It was bound to happen at some point. At 5 1/2 Julia's keen sense of the unfairness of the world celebrating Christmas while giving a token nod to Channukah has kicked in full force. We go out anywhere in LA where the Christmas songs echo through the malls, the stores, the restaurants, the streets and she says "Oh man, why are they doing Christmas songs when it's not even Christmas yet. Where are the Channukah songs?" By the way - my sentiments exactly - and as much as I'm not a super-jew, I'm not putting up a blue and white decorated bush just to roll with the masses.

So it was bound to happen. In the car after school on Friday she asked me - "Is Santa Claus real?"

Now, here's my dilemma.
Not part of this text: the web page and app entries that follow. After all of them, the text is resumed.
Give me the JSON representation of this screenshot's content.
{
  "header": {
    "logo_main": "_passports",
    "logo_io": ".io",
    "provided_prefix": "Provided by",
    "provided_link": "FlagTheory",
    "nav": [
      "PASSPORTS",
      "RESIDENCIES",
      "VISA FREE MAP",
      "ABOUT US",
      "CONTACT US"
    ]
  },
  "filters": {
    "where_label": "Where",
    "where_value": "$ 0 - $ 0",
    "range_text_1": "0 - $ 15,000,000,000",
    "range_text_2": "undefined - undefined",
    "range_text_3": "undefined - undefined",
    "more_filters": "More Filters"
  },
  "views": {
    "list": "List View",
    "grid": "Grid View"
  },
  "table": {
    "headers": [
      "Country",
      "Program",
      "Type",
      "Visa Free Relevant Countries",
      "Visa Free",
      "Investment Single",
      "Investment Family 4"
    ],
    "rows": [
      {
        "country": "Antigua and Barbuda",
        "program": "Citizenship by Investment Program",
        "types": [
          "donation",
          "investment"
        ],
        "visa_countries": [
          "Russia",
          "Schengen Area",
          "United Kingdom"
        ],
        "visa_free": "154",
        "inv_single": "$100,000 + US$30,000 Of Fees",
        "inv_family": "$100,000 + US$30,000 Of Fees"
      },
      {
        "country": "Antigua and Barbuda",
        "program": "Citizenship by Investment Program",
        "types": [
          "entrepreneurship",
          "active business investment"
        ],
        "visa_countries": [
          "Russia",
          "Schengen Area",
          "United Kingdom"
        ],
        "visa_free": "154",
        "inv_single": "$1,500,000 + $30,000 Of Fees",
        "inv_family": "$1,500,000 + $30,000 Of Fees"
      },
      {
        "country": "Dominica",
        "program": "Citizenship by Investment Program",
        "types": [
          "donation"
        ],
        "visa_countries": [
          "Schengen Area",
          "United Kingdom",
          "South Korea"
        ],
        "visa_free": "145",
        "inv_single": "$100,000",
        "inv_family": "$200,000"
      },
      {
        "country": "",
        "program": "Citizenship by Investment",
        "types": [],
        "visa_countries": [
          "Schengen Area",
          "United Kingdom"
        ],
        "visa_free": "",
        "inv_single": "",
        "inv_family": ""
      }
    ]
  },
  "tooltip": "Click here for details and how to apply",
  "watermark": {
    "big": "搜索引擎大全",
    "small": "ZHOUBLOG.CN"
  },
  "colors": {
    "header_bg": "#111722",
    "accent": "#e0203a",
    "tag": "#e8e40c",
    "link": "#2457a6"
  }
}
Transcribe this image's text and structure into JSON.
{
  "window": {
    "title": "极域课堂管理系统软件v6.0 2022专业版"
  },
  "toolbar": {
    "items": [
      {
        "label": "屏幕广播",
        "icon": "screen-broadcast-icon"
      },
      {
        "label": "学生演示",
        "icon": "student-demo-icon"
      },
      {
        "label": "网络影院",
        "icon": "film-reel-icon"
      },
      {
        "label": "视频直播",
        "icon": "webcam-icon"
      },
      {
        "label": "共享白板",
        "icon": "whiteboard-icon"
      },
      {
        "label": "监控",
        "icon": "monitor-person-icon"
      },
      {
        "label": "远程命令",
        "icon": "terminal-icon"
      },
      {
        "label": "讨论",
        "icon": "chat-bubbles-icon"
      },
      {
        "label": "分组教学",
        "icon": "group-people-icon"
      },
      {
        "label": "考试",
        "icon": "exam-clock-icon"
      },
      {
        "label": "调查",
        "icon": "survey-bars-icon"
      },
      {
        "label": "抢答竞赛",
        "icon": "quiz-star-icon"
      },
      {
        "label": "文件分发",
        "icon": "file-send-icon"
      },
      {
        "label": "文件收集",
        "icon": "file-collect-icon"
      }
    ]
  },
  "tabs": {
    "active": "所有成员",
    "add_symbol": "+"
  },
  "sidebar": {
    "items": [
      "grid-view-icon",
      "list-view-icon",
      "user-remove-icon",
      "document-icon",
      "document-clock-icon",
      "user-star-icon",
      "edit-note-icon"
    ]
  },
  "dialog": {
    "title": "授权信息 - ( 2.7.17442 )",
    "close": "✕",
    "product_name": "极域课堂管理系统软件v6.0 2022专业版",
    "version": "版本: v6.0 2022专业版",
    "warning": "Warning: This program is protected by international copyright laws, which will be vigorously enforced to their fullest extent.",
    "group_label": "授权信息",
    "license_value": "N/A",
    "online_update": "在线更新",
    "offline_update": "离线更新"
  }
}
I'm not big on Santa as my family's personal gift deliverer, but I'm also not big on ruining other kids' magic. But, how can I perpetuate the myth of Santa when he's a guy who goes to other kids' houses and leaves them presents, skipping her house completely?

Me: Is Santa Claus real? (the buying time rephrasing of the question) Well...what do you think? (I'm working on my parental spin.)

Julia: I think no.

Me: Well, honey, I think you're right, but I think it's something we should keep between us and Daddy, OK?

Julia: Why?

Me: Well, there are some kids who still believe in Santa and we wouldn't want to ruin it for them.

Julia: Like Harry Potter? (you saw that coming, didn't you?)

Me: Right, like how you don't like it when S at school tells you Harry Potter isn't real even though you know he's not real. That he's a character in a book.

Julia: Right.

(beat)

But he is real, Mommy, I know that, I saw him.

2 comments:

sunsetl said...

This is good--I actually laughed out loud and woke my baby.

A Purple-minded Bobo said...

Last year shortly before Christmas, as part of my perpetual search for new experiences, I decided to play background piano for the lunchtime crowd in a local deli/coffee house. While I very much wanted to be inclusive in my greetings of the season, I must note that, even after a fair amount of searching, I've decided that there is a dearth of Hanukkah, Solstice, Kwanzaa and Diwali music. And only a small percentage of those are hummable. (Any piano arrangement of "Dreidel Dreidel Dreidel" is conciliatory at best.) My conclusion: if you want a Hanukkah tune as Muzak, give it a simple melody and a good hook in the chorus, and get it recorded by Celine Dion.